**WHAT IS BEING ASKED**
Collect each line of the records containing the string "Category".

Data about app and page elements

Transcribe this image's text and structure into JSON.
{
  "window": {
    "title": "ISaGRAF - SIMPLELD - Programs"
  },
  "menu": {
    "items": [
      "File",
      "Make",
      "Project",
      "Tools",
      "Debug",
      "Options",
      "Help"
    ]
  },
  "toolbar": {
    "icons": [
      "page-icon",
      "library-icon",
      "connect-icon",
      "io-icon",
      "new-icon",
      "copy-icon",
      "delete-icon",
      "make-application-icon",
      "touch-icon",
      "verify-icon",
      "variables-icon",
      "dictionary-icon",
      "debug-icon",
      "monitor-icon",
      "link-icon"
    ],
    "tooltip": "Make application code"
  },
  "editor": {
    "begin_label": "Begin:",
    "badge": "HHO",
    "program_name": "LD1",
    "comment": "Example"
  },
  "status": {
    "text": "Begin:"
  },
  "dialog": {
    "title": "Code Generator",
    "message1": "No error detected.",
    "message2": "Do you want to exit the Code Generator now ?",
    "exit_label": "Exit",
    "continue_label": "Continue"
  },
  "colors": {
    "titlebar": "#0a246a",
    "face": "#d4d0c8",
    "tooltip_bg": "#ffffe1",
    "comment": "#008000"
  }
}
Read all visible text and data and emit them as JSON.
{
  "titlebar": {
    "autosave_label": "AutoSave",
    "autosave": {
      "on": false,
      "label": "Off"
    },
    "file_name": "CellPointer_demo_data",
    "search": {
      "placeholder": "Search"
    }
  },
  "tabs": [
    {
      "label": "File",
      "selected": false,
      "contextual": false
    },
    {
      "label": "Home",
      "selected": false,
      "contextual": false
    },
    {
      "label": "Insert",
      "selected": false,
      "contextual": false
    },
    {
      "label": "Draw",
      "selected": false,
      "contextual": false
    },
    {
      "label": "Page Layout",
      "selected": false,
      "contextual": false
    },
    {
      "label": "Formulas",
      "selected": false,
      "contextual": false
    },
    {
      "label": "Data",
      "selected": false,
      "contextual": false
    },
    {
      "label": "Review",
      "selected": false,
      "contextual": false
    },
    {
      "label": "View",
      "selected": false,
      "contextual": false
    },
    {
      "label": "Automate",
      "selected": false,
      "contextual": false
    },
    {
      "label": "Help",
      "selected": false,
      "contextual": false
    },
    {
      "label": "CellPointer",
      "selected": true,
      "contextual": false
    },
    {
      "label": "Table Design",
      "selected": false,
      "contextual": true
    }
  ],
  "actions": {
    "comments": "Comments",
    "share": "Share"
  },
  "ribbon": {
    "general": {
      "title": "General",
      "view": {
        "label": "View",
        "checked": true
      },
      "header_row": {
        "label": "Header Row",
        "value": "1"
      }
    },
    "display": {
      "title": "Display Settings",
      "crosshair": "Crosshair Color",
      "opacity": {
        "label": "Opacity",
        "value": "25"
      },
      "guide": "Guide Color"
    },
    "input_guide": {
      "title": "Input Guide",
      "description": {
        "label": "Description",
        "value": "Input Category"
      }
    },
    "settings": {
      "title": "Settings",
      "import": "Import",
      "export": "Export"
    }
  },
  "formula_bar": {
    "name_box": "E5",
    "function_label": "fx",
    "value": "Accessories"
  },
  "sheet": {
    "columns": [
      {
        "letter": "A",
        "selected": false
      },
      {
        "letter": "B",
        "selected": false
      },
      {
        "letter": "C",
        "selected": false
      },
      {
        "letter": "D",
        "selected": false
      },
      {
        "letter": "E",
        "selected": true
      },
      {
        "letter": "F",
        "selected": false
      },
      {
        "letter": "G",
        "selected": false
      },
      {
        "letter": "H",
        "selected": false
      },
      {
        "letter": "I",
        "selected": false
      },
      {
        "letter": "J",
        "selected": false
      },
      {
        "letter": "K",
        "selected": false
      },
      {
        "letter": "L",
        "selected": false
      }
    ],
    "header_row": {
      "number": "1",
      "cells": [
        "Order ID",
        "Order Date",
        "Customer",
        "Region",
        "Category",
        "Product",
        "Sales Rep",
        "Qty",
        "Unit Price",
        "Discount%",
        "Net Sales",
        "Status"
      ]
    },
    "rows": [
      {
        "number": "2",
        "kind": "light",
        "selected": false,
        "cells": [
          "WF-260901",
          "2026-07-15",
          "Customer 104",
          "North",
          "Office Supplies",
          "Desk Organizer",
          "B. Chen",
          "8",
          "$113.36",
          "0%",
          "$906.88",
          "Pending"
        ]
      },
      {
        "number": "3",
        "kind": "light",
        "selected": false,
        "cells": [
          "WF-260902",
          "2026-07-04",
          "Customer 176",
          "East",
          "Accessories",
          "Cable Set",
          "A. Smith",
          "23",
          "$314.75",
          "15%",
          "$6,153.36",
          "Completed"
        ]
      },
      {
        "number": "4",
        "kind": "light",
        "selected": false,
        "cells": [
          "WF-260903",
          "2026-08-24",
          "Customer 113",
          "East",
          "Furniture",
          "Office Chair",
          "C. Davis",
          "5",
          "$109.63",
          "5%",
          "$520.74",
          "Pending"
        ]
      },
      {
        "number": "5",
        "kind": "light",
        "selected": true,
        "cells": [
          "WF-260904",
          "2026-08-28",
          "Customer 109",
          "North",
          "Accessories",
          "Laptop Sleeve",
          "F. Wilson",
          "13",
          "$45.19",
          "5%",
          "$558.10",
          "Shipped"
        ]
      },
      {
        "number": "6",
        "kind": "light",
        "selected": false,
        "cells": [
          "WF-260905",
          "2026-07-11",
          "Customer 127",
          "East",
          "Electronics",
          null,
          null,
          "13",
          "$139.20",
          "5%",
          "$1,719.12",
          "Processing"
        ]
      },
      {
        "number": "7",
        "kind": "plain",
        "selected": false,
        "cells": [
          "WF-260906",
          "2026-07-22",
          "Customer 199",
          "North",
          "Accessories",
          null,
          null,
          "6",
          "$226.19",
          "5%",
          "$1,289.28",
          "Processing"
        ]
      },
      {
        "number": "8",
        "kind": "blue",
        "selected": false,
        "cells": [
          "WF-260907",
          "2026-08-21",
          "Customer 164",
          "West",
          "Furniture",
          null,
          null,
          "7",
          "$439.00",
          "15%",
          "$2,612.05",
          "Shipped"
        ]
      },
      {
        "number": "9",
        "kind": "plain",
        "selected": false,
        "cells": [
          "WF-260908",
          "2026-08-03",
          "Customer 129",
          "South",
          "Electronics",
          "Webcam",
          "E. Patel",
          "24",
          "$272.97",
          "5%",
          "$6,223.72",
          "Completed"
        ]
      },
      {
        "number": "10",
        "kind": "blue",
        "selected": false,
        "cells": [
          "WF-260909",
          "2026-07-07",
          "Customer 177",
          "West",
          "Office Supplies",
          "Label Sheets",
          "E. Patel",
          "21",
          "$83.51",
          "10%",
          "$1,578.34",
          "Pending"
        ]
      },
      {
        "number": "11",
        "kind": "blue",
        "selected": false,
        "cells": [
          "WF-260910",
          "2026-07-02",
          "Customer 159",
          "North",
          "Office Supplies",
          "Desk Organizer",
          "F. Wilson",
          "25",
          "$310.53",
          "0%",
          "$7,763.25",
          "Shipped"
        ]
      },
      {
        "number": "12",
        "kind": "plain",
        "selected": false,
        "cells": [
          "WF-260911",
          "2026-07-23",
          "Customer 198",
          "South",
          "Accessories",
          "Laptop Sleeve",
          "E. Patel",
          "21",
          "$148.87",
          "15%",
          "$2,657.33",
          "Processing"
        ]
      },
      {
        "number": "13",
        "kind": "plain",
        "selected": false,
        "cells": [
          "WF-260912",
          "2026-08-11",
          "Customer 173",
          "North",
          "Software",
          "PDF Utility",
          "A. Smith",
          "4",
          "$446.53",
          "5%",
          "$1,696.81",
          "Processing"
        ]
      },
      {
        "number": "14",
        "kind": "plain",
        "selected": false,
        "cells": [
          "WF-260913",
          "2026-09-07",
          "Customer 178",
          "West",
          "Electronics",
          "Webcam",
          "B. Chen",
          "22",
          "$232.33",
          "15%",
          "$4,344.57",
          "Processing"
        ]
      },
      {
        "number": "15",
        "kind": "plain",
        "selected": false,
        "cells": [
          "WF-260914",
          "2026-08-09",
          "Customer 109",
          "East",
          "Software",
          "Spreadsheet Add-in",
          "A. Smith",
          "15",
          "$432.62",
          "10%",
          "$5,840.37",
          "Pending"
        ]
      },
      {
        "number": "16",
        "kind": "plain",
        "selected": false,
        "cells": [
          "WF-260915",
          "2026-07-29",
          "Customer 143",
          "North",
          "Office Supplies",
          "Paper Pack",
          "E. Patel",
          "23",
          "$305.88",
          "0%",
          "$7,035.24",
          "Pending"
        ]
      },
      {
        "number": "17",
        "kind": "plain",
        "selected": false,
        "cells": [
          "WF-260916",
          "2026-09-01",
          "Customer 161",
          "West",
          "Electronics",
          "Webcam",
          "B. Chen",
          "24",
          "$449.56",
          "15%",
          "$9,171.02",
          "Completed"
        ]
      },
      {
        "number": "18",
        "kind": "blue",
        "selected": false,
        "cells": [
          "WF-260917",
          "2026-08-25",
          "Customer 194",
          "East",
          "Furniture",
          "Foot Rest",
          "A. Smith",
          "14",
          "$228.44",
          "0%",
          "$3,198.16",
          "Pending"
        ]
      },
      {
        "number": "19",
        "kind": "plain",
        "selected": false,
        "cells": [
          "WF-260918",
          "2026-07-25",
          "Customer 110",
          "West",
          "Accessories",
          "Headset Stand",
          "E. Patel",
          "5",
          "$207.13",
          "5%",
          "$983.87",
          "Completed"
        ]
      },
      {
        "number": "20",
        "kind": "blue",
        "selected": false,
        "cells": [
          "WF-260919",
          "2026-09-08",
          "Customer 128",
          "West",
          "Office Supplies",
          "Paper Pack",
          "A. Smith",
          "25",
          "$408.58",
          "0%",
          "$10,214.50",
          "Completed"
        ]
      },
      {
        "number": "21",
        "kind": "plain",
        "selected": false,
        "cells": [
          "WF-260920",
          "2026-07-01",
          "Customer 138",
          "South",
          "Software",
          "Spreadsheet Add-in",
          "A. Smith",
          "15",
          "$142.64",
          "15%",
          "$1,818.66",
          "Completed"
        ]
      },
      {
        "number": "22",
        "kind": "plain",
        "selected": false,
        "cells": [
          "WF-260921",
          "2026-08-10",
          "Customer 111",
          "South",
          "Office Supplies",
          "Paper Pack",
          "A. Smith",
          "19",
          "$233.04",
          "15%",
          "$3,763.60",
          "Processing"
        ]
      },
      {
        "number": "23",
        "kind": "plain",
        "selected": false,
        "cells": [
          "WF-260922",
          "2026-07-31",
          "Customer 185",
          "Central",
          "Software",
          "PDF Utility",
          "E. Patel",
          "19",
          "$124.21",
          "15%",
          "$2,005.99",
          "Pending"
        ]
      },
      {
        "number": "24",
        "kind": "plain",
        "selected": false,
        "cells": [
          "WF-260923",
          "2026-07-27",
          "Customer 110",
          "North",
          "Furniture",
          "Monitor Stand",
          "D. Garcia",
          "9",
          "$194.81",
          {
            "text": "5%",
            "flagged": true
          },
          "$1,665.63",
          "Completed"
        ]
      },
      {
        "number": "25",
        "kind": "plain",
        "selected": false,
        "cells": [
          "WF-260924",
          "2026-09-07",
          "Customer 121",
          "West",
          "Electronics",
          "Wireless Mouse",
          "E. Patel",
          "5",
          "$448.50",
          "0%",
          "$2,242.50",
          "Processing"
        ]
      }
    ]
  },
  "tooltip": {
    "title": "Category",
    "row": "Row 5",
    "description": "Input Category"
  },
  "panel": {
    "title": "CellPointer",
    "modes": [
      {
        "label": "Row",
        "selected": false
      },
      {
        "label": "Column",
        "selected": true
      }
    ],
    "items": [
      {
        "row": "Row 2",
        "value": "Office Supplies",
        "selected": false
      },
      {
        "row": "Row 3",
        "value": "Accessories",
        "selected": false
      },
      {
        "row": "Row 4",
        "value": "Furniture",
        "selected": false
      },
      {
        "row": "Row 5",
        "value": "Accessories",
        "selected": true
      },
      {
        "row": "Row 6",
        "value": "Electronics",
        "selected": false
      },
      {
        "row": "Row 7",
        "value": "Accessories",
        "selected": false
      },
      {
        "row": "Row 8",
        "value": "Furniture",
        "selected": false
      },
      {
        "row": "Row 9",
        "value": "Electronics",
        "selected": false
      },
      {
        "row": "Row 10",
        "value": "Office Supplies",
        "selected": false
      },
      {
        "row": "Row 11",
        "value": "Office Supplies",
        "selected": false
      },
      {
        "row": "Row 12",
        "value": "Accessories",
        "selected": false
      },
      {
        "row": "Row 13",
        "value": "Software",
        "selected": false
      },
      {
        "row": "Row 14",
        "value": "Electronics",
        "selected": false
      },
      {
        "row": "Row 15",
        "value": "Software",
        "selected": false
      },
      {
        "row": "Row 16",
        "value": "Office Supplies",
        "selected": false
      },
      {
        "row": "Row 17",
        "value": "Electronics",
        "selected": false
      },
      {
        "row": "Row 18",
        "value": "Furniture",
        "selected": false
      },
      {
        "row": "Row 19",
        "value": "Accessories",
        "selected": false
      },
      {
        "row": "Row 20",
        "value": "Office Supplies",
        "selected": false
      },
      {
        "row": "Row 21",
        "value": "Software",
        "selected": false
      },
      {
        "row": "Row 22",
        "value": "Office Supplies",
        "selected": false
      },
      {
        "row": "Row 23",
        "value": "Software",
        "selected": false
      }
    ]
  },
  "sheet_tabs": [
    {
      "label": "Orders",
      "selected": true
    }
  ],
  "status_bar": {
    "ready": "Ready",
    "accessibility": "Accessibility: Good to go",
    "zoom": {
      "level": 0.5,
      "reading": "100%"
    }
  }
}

**TASK OUTPUT**
        "value": "Input Category"
        "Category",
    "title": "Category",
    "description": "Input Category"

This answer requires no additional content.